Here’s how Luke describes them: “Some women who had been cured of evil spirits and diseases . . . contributing from their own resources to support Jesus and his disciples” (Luke 8:2-3 NLT). These were women from varied social rungs, all following and supporting Jesus.

They’d been cured, healed, and delivered. Something life-transforming had happened in this small band of supporters. But even within this group of converted believers, there’s maintenance that needs to take place. Fruit needs to grow. Jesus uses examples from farming to make His point.

The Greek word for seed is sporos. The word sperm shares this Greek origin. Here’s the point about the “seed of the Word”: it impregnates. Gestation takes place, and, after a specific period of time, birth. Conditions must be healthy for good fruit to come from the seed of the Word. Later in Luke 8, Jesus describes conditions that cause this process to abort; to miscarry.

The soil is your life. It’s funny what just happened as I’m typing this up with my fat fingers on my tiny phone keyboard. I meant to type soil, but typed soul. This little mishap makes me think a little differently. Soul and soil work interchangeably in this parable of Jesus. Dallas Willard says, “A person who is prepared and capable of responding to the situations of life in ways that are ‘good and right’ is a person whose soul is in order, under the direction of a well-kept heart, in turn under the direction of God.”

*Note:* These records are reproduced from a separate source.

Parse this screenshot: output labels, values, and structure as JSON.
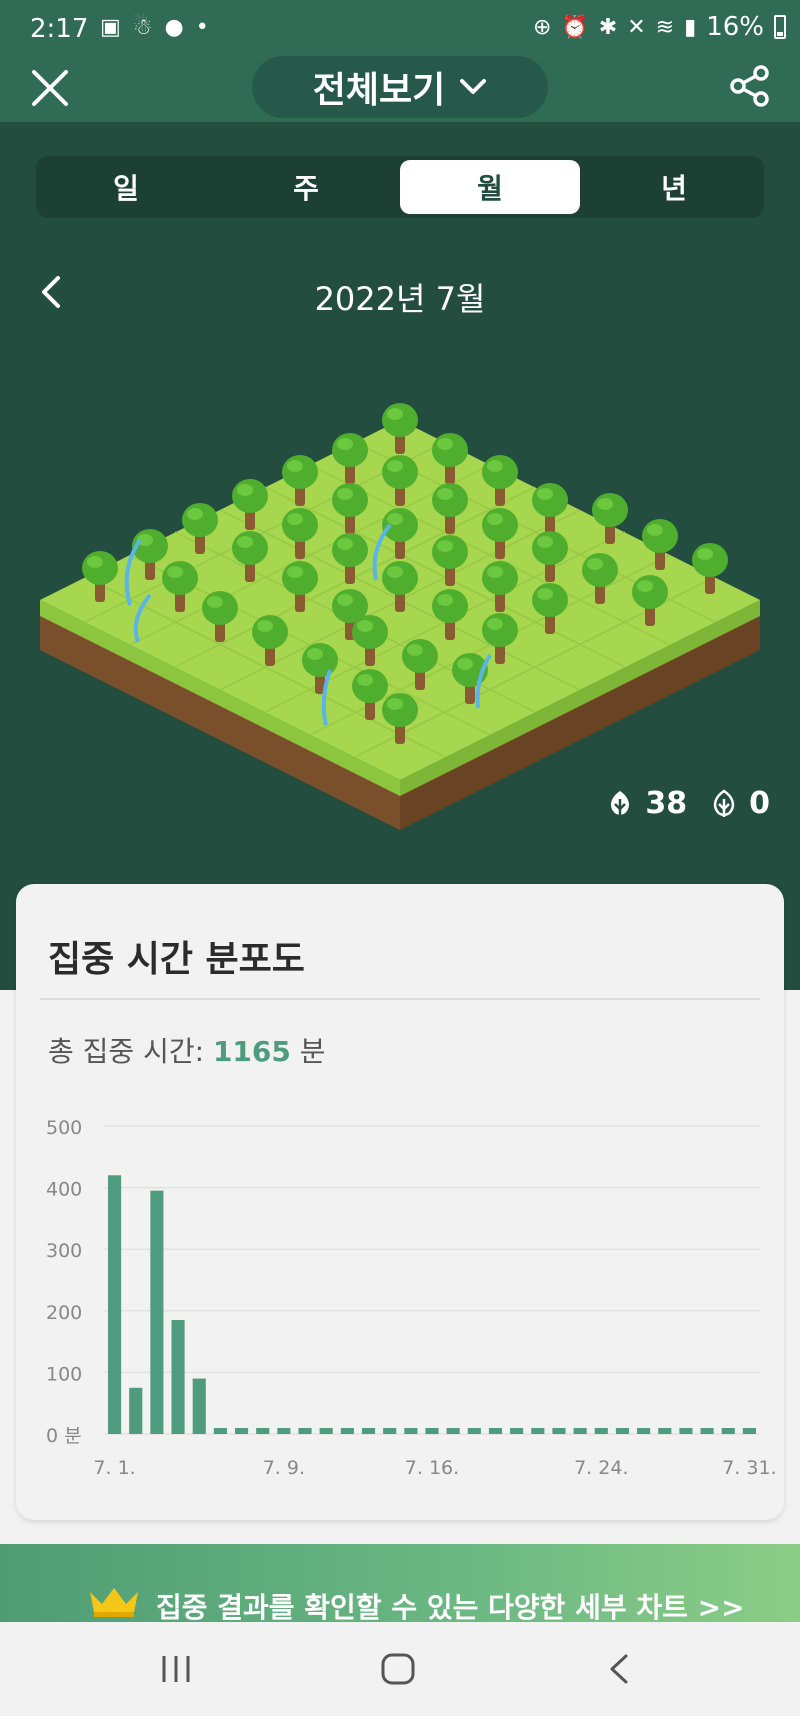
{
  "status_bar": {
    "time": "2:17",
    "battery": "16%"
  },
  "header": {
    "title": "전체보기"
  },
  "tabs": [
    {
      "label": "일",
      "active": false
    },
    {
      "label": "주",
      "active": false
    },
    {
      "label": "월",
      "active": true
    },
    {
      "label": "년",
      "active": false
    }
  ],
  "period": {
    "label": "2022년 7월"
  },
  "counts": {
    "healthy": "38",
    "dead": "0"
  },
  "focus_card": {
    "title": "집중 시간 분포도",
    "total_prefix": "총 집중 시간: ",
    "total_value": "1165",
    "total_unit": " 분"
  },
  "chart_data": {
    "type": "bar",
    "ylim": [
      0,
      500
    ],
    "ytick_labels": [
      "500",
      "400",
      "300",
      "200",
      "100",
      "0 분"
    ],
    "xtick_labels": [
      "7. 1.",
      "7. 9.",
      "7. 16.",
      "7. 24.",
      "7. 31."
    ],
    "xtick_days": [
      1,
      9,
      16,
      24,
      31
    ],
    "x": [
      1,
      2,
      3,
      4,
      5,
      6,
      7,
      8,
      9,
      10,
      11,
      12,
      13,
      14,
      15,
      16,
      17,
      18,
      19,
      20,
      21,
      22,
      23,
      24,
      25,
      26,
      27,
      28,
      29,
      30,
      31
    ],
    "values": [
      420,
      75,
      395,
      185,
      90,
      0,
      0,
      0,
      0,
      0,
      0,
      0,
      0,
      0,
      0,
      0,
      0,
      0,
      0,
      0,
      0,
      0,
      0,
      0,
      0,
      0,
      0,
      0,
      0,
      0,
      0
    ],
    "bar_color": "#4f9b7f",
    "grid": true
  },
  "banner": {
    "text": "집중 결과를 확인할 수 있는 다양한 세부 차트 >>"
  },
  "colors": {
    "header": "#2f6b55",
    "forest_bg": "#234e3f",
    "accent": "#4f9b7f"
  }
}
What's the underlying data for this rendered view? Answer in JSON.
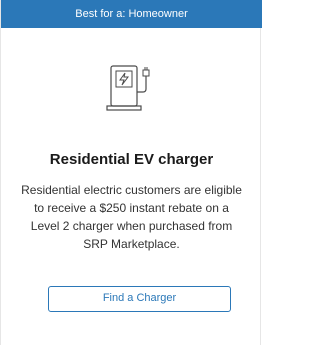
{
  "card": {
    "banner_text": "Best for a: Homeowner",
    "icon": "ev-charger-icon",
    "title": "Residential EV charger",
    "description": "Residential electric customers are eligible to receive a $250 instant rebate on a Level 2 charger when purchased from SRP Marketplace.",
    "button_label": "Find a Charger"
  },
  "colors": {
    "accent": "#2b78b8",
    "text": "#1a1a1a",
    "body_text": "#333333",
    "icon_stroke": "#4a4a4a",
    "background": "#ffffff"
  }
}
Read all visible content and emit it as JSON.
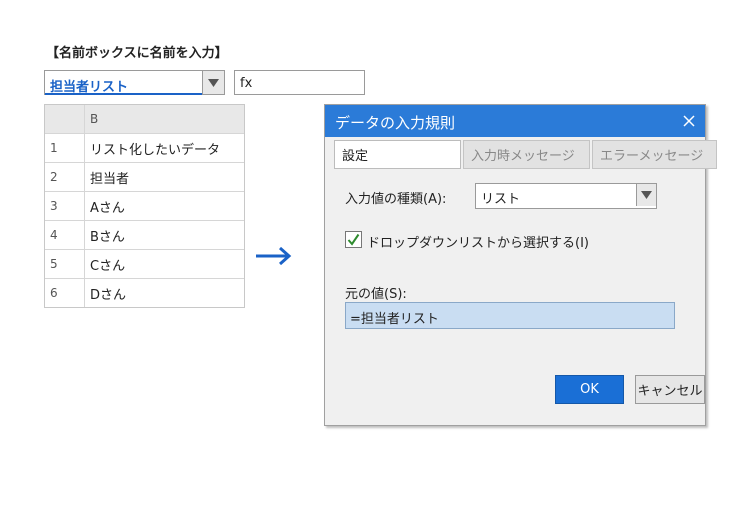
{
  "heading": "【名前ボックスに名前を入力】",
  "name_box": {
    "value": "担当者リスト"
  },
  "formula_bar": {
    "label": "fx"
  },
  "sheet": {
    "column_header": "B",
    "rows": [
      {
        "num": "1",
        "value": "リスト化したいデータ"
      },
      {
        "num": "2",
        "value": "担当者"
      },
      {
        "num": "3",
        "value": "Aさん"
      },
      {
        "num": "4",
        "value": "Bさん"
      },
      {
        "num": "5",
        "value": "Cさん"
      },
      {
        "num": "6",
        "value": "Dさん"
      }
    ]
  },
  "dialog": {
    "title": "データの入力規則",
    "tabs": [
      "設定",
      "入力時メッセージ",
      "エラーメッセージ"
    ],
    "allow_label": "入力値の種類(A):",
    "allow_value": "リスト",
    "dropdown_checkbox_label": "ドロップダウンリストから選択する(I)",
    "dropdown_checked": true,
    "source_label": "元の値(S):",
    "source_value": "=担当者リスト",
    "ok_label": "OK",
    "cancel_label": "キャンセル"
  },
  "colors": {
    "accent_blue": "#1a62c7",
    "titlebar": "#2b7bd8",
    "checkmark": "#2e8b2e",
    "source_field": "#c9ddf2"
  },
  "icons": [
    "dropdown-arrow-icon",
    "close-icon",
    "checkmark-icon",
    "right-arrow-icon"
  ]
}
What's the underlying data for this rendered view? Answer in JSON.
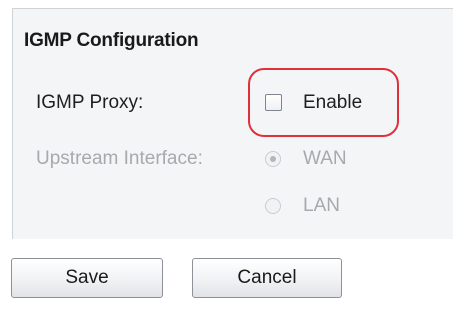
{
  "section": {
    "title": "IGMP Configuration"
  },
  "igmp_proxy": {
    "label": "IGMP Proxy:",
    "checkbox_label": "Enable",
    "checked": false
  },
  "upstream_interface": {
    "label": "Upstream Interface:",
    "disabled": true,
    "options": [
      {
        "label": "WAN",
        "selected": true
      },
      {
        "label": "LAN",
        "selected": false
      }
    ]
  },
  "actions": {
    "save_label": "Save",
    "cancel_label": "Cancel"
  },
  "colors": {
    "highlight": "#e0303a",
    "disabled_text": "#a7a9ac",
    "panel_background": "#f4f5f7"
  }
}
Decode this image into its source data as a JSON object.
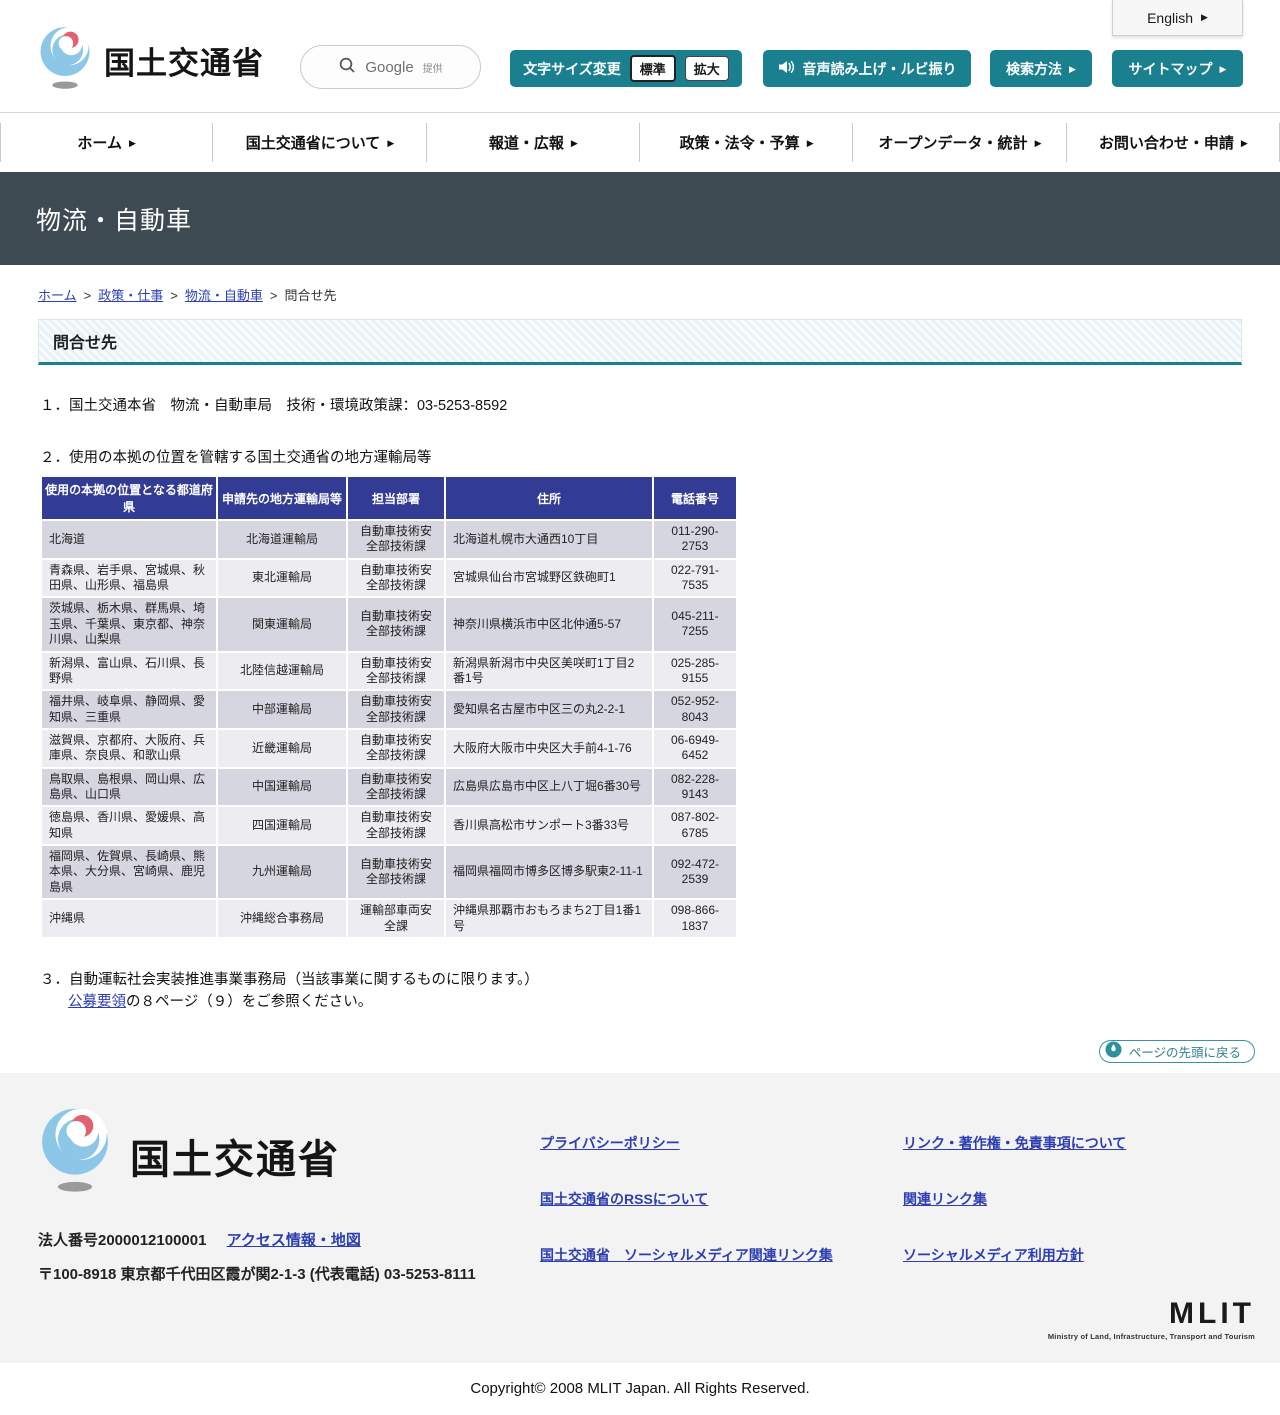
{
  "icons": {
    "arrow_right": "▶"
  },
  "header": {
    "brand": "国土交通省",
    "english": "English",
    "search": {
      "provider": "Google",
      "provider_suffix": "提供"
    },
    "buttons": {
      "font_size_label": "文字サイズ変更",
      "font_size_standard": "標準",
      "font_size_large": "拡大",
      "tts": "音声読み上げ・ルビ振り",
      "search_method": "検索方法",
      "sitemap": "サイトマップ"
    }
  },
  "nav": {
    "items": [
      "ホーム",
      "国土交通省について",
      "報道・広報",
      "政策・法令・予算",
      "オープンデータ・統計",
      "お問い合わせ・申請"
    ]
  },
  "page": {
    "title": "物流・自動車"
  },
  "breadcrumb": {
    "items": [
      "ホーム",
      "政策・仕事",
      "物流・自動車",
      "問合せ先"
    ]
  },
  "section": {
    "heading": "問合せ先"
  },
  "content": {
    "item1": "１．国土交通本省　物流・自動車局　技術・環境政策課：03-5253-8592",
    "item2": "２．使用の本拠の位置を管轄する国土交通省の地方運輸局等",
    "item3_line1": "３．自動運転社会実装推進事業事務局（当該事業に関するものに限ります。）",
    "item3_link": "公募要領",
    "item3_line2_rest": "の８ページ（９）をご参照ください。"
  },
  "table": {
    "headers": [
      "使用の本拠の位置となる都道府県",
      "申請先の地方運輸局等",
      "担当部署",
      "住所",
      "電話番号"
    ],
    "rows": [
      [
        "北海道",
        "北海道運輸局",
        "自動車技術安全部技術課",
        "北海道札幌市大通西10丁目",
        "011-290-2753"
      ],
      [
        "青森県、岩手県、宮城県、秋田県、山形県、福島県",
        "東北運輸局",
        "自動車技術安全部技術課",
        "宮城県仙台市宮城野区鉄砲町1",
        "022-791-7535"
      ],
      [
        "茨城県、栃木県、群馬県、埼玉県、千葉県、東京都、神奈川県、山梨県",
        "関東運輸局",
        "自動車技術安全部技術課",
        "神奈川県横浜市中区北仲通5-57",
        "045-211-7255"
      ],
      [
        "新潟県、富山県、石川県、長野県",
        "北陸信越運輸局",
        "自動車技術安全部技術課",
        "新潟県新潟市中央区美咲町1丁目2番1号",
        "025-285-9155"
      ],
      [
        "福井県、岐阜県、静岡県、愛知県、三重県",
        "中部運輸局",
        "自動車技術安全部技術課",
        "愛知県名古屋市中区三の丸2-2-1",
        "052-952-8043"
      ],
      [
        "滋賀県、京都府、大阪府、兵庫県、奈良県、和歌山県",
        "近畿運輸局",
        "自動車技術安全部技術課",
        "大阪府大阪市中央区大手前4-1-76",
        "06-6949-6452"
      ],
      [
        "鳥取県、島根県、岡山県、広島県、山口県",
        "中国運輸局",
        "自動車技術安全部技術課",
        "広島県広島市中区上八丁堀6番30号",
        "082-228-9143"
      ],
      [
        "徳島県、香川県、愛媛県、高知県",
        "四国運輸局",
        "自動車技術安全部技術課",
        "香川県高松市サンポート3番33号",
        "087-802-6785"
      ],
      [
        "福岡県、佐賀県、長崎県、熊本県、大分県、宮崎県、鹿児島県",
        "九州運輸局",
        "自動車技術安全部技術課",
        "福岡県福岡市博多区博多駅東2-11-1",
        "092-472-2539"
      ],
      [
        "沖縄県",
        "沖縄総合事務局",
        "運輸部車両安全課",
        "沖縄県那覇市おもろまち2丁目1番1号",
        "098-866-1837"
      ]
    ]
  },
  "back_to_top": {
    "label": "ページの先頭に戻る"
  },
  "footer": {
    "brand": "国土交通省",
    "corporate_number": "法人番号2000012100001",
    "access_link": "アクセス情報・地図",
    "address": "〒100-8918 東京都千代田区霞が関2-1-3 (代表電話) 03-5253-8111",
    "links_col1": [
      "プライバシーポリシー",
      "国土交通省のRSSについて",
      "国土交通省　ソーシャルメディア関連リンク集"
    ],
    "links_col2": [
      "リンク・著作権・免責事項について",
      "関連リンク集",
      "ソーシャルメディア利用方針"
    ],
    "mlit_logo": "MLIT",
    "mlit_tagline": "Ministry of Land, Infrastructure, Transport and Tourism"
  },
  "copyright": "Copyright© 2008 MLIT Japan. All Rights Reserved.",
  "colors": {
    "teal": "#1a7f8e",
    "table_header_navy": "#333c94",
    "title_band": "#3e4a52",
    "link_blue": "#2d3fb0"
  }
}
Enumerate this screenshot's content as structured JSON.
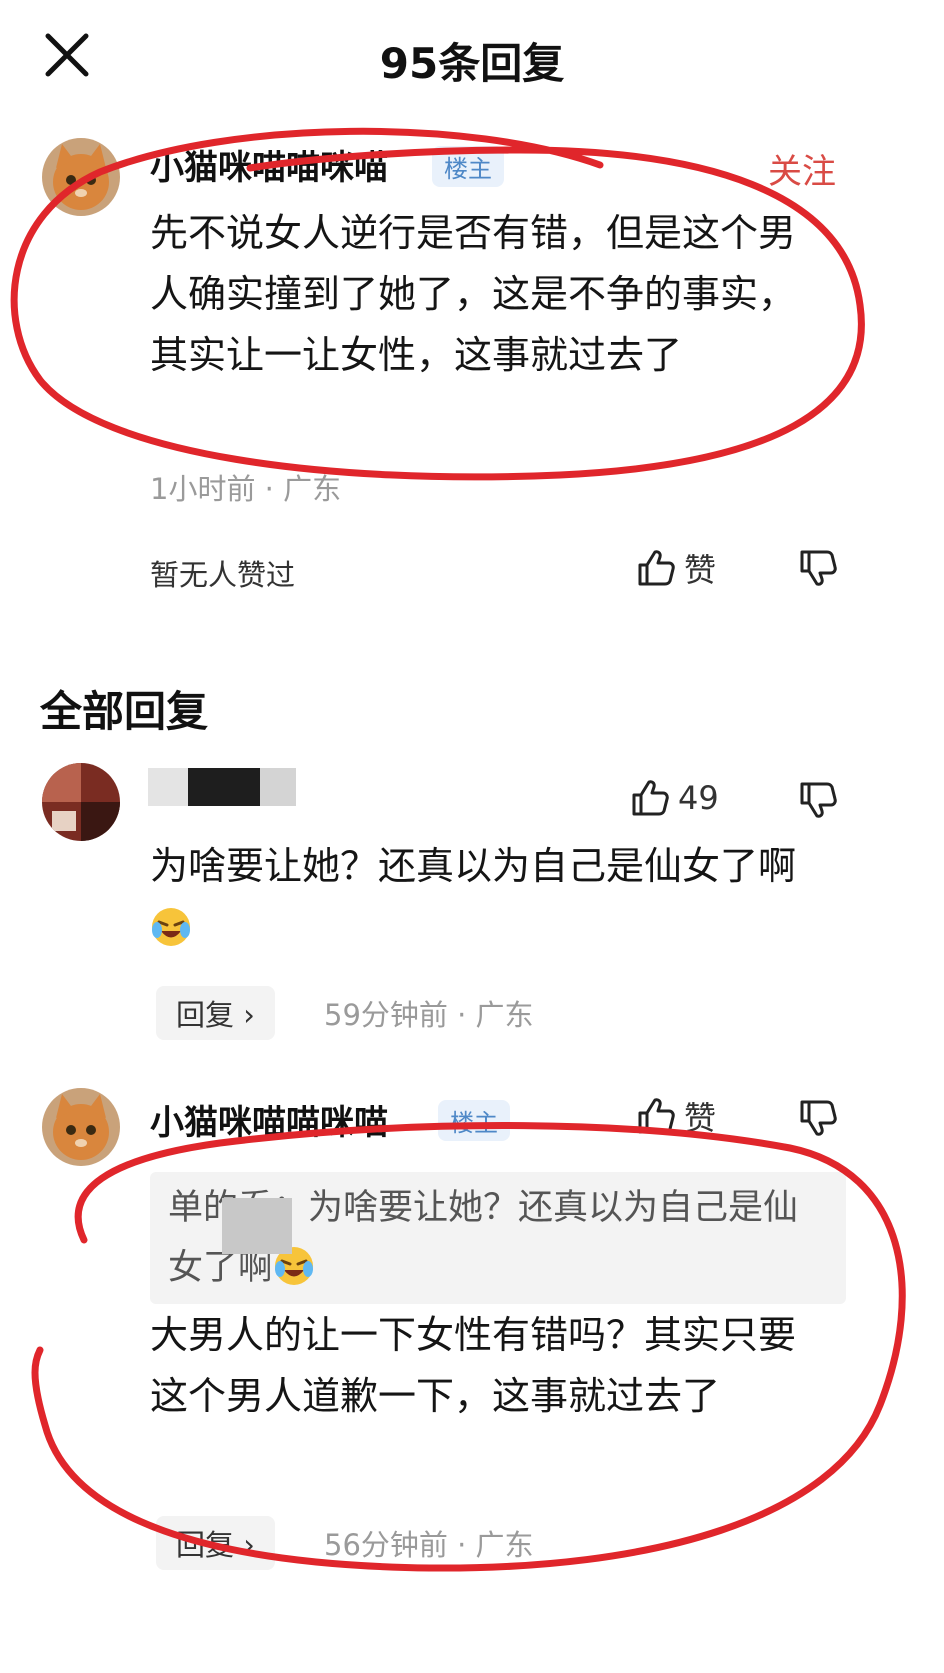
{
  "header": {
    "title": "95条回复"
  },
  "main_comment": {
    "username": "小猫咪喵喵咪喵",
    "badge": "楼主",
    "follow": "关注",
    "text": "先不说女人逆行是否有错，但是这个男人确实撞到了她了，这是不争的事实，其实让一让女性，这事就过去了",
    "time_location": "1小时前 · 广东",
    "no_likes": "暂无人赞过",
    "like_label": "赞"
  },
  "section": {
    "title": "全部回复"
  },
  "replies": [
    {
      "username_visible_fragment": "\u0000",
      "like_count": "49",
      "text": "为啥要让她？还真以为自己是仙女了啊",
      "reply_label": "回复 ›",
      "time_location": "59分钟前 · 广东"
    },
    {
      "username": "小猫咪喵喵咪喵",
      "badge": "楼主",
      "like_label": "赞",
      "quote": "单的乔：为啥要让她？还真以为自己是仙女了啊",
      "text": "大男人的让一下女性有错吗？其实只要这个男人道歉一下，这事就过去了",
      "reply_label": "回复 ›",
      "time_location": "56分钟前 · 广东"
    }
  ],
  "colors": {
    "accent_red": "#d94b45",
    "badge_blue": "#4e88c7",
    "annotation_red": "#e0262b"
  },
  "icons": [
    "close-icon",
    "thumb-up-icon",
    "thumb-down-icon",
    "laughing-crying-emoji"
  ]
}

Opposition to growth and fruit is always present. Always, always, ALWAYS. You can count on temptations and distractions to damage your soil—your soul. They’re always there. But along with that is an expectation from Jesus that it is possible to overcome what damages your soil and maintain a healthy nourishing environment for the seed of God’s Word to grow and bear fruit. What can you do to prepare the field where seed is sown? Do rocks need to be cleared out? Do paths for irrigation need to be dug? Do some weeds need to be pulled? Let’s roll up our sleeves and plow.